“I am still unsure about my career path but UTeach lets me pursue my engineering degree while also gaining teaching experience through a class that meets once a week and only requires as much time outside the classroom as I want to put into it,” she says. 

An exciting benefit of the UTeach program is the opportunity for research internships. Krull landed a nine-week summer research experience at Middle Tennessee State University. She will be conducting an air quality analysis and studying the atmosphere’s composition of volatile organic compounds from biogenic, industrial and mobile sources to discover the role land cover plays in determining ozone values. She’s excited about the opportunity to travel and conduct field research. 

“I am very much looking forward to traveling to another state and working with a diverse group of science majors,” says Krull. “Anytime I can work hands-on to learn something new, I am fully engaged in the endeavor.” 

The internship also includes a weeklong trip to Mammoth Cave and the Great Smoky Mountains National Park, attendance at the American National Geological meeting in Vancouver in 2014, researching geo-environmental challenges in the southeastern United States and a $4,500 stipend. 

The UTeach Path 

Students enrolled in the UTeach program take two one-credit courses that include working with local public schools in Chelmsford, Dracut, Lowell, Lawrence and Methuen. Providing classroom experience early in the program to helps students decide if teaching is a good fit for them. If they stick with the program, they take classes in education and research methods and do student teaching, earning secondary STEM teacher certification by graduation.

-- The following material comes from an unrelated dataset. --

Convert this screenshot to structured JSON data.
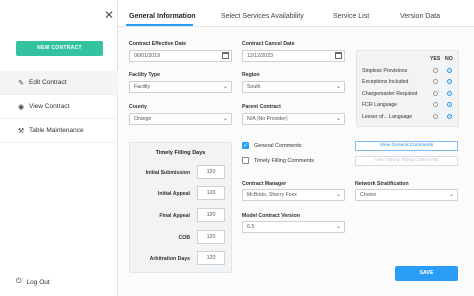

“UTeach is such a great program for science majors to take advantage of,” says Sumudu Lewis, UTeach program director and master teacher. “If students have ever thought about teaching, they have nothing to lose and only everything to gain.”